Critical incidents: Provincial report details deaths and misdiagnoses while in care

Doctor warns of 'extraordinary' number of upcoming Cape Breton ER closures

A personal home care patient suffers second-degree burns to their lower limbs after the legs were dangled over the side of the bed on a baseboard heater.

A home care client living with dementia in an assisted living facility dies after not receiving nursing services.

A suicidal client with known mental health issues is taken to a mental health centre by family members, who express concern their loved one was going to take their own life. The client commits suicide four days after being discharged from hospital.

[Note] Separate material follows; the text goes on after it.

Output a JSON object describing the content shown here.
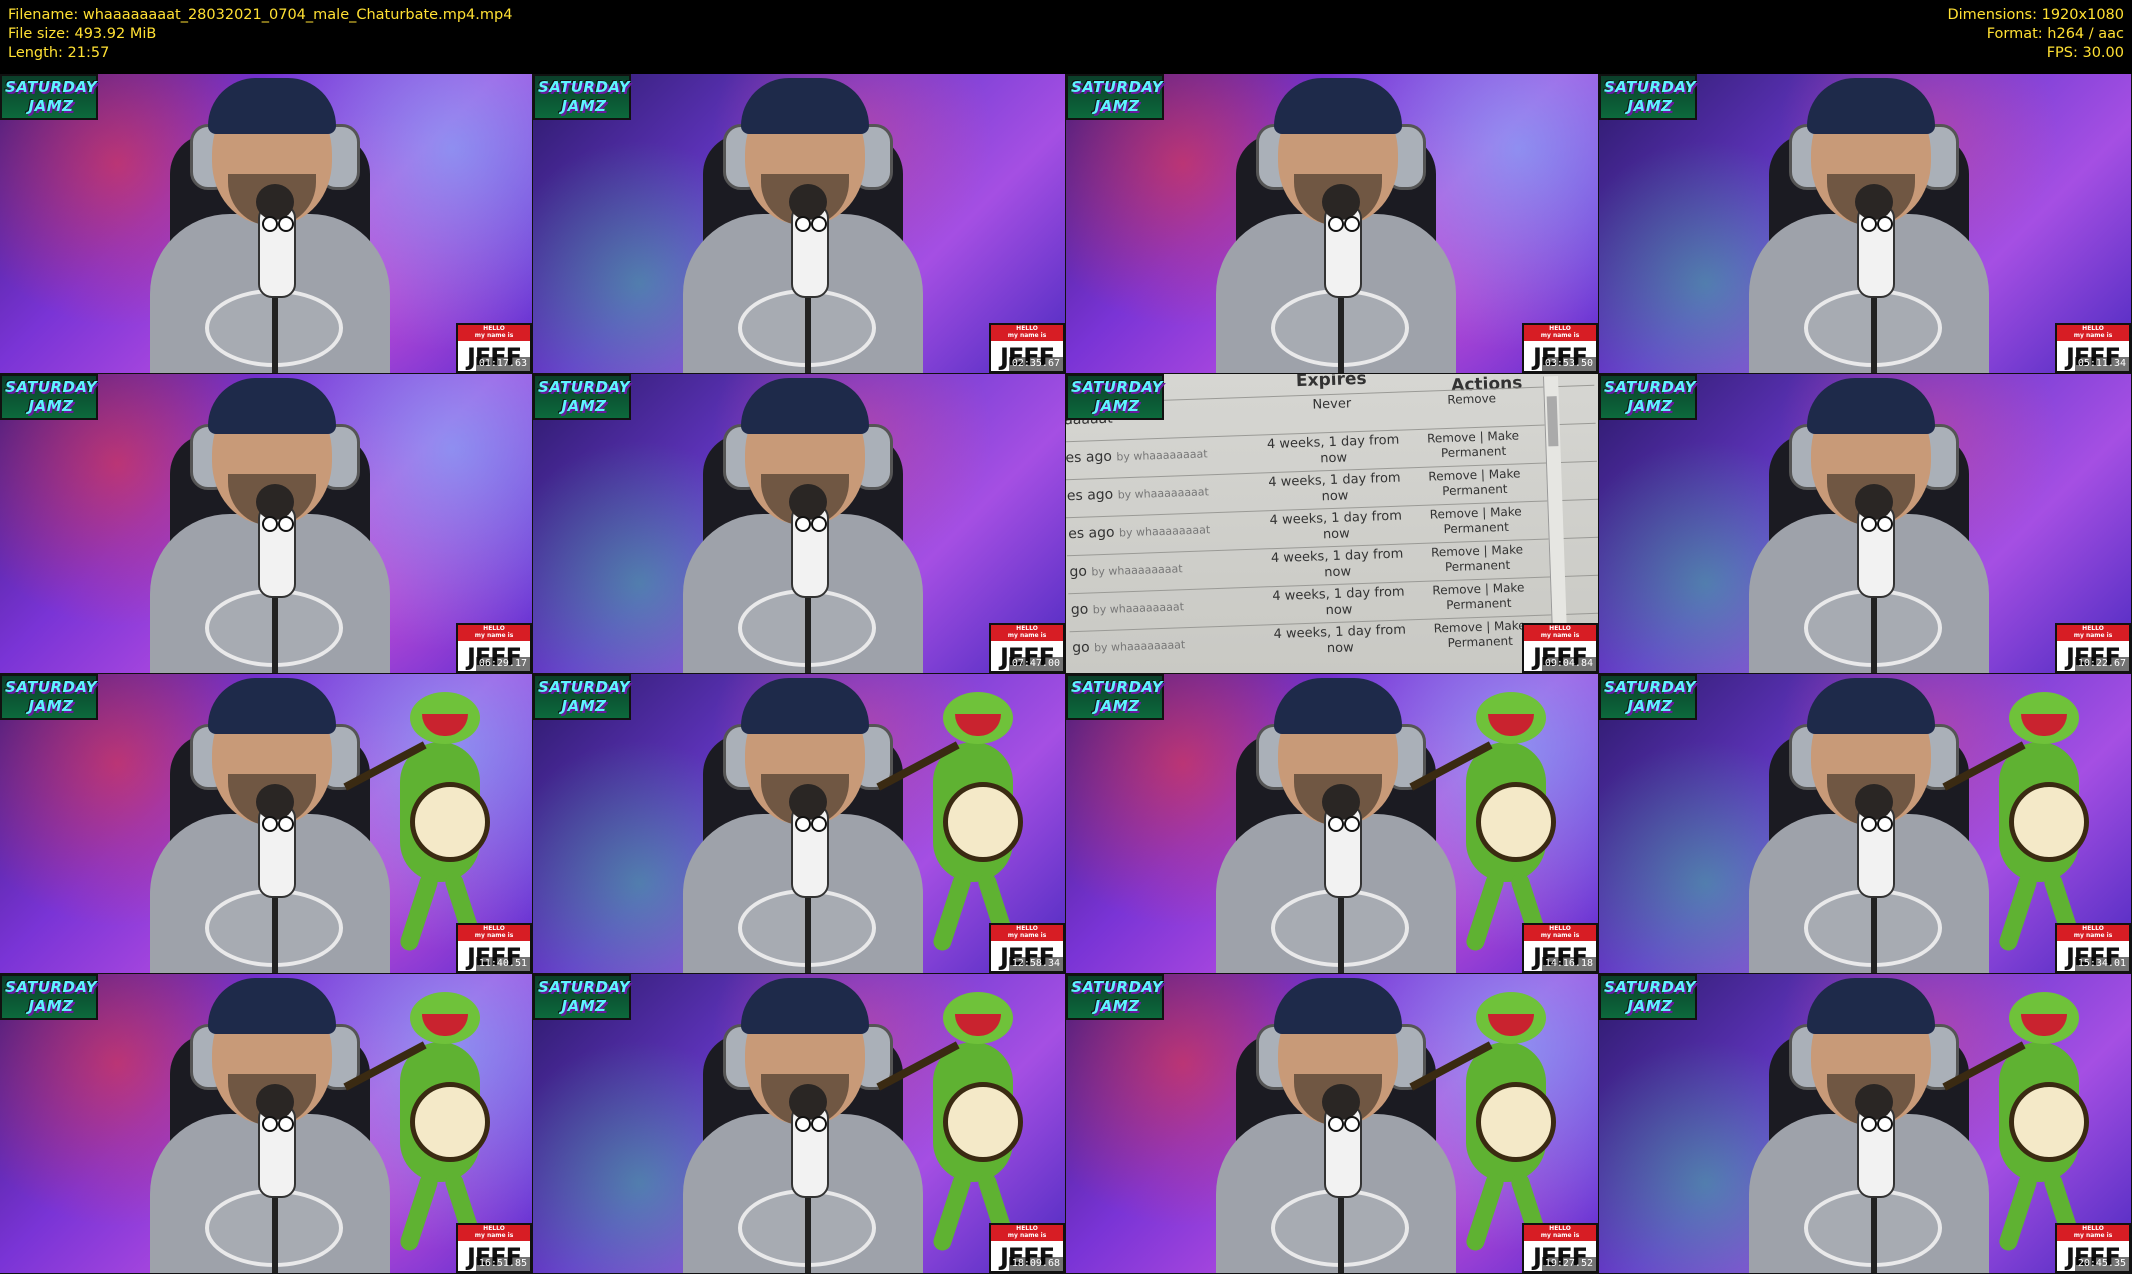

The incidents are just three of 38 unintended critical cases highlighted in Manitoba Health's latest critical incident report.

The two-page quarterly report from Manitoba Health provides few details about the incidents but classifies them all as major or fatal. As a result, they were reported to the Minister of Health as critical incidents.

The latest report, which doesn't name the health care facilities where incidents happened, outlines serious events from Jan. 1 to March 31, 2016.

Other incidents in the report:

- A patient was admitted with flu-like symptoms and held in hospital. The next day, bloodwork done the next day, showing a Streptococcus A infection. The patient died three days later. 

- Another patient was admitted with flu-like symptoms and dehydration, was rehydrated and sent home 12 hours later. Two days later, the patient's family called an ambulance; the patient died later that day. 

- A patient had a myocardial perfusion scan despite a doctor knowing the patient had low blood pressure before the test. During the procedure, the patient's blood pressure continued to drop and while it did slightly improve, the patient experienced sudden weakness and an even further drop in blood pressure before dying in the inpatient unit.

- A patient did not receive required thyroid medication during two months in hospital. A pharmacist discovered the issue when reviewing patient discharge medications. Bloodwork showed "profound" hypothyroidism.

- Doctors referred a patient with an initial diagnosis of adenocarcinoma for treatment, but the diagnosis wasn't communicated to a second site. Ineffective treatment was given and caused irreversible renal damage.

- A patient living in a personal care home died after a co-resident pulled out the patient's feeding tube.

- A student who had consent to be in a room with a patient during a diagnostic imaging procedure started inflating a medical balloon on a tube quickly instead of slowly. The patient experienced extreme pain as a result. The discomfort continued after being discharged and bled. A CT scan later showed perforation of the pelvic pouch.

Of the 38 reported critical incidents were 10 deaths.

Read the complete report from Manitoba Health online.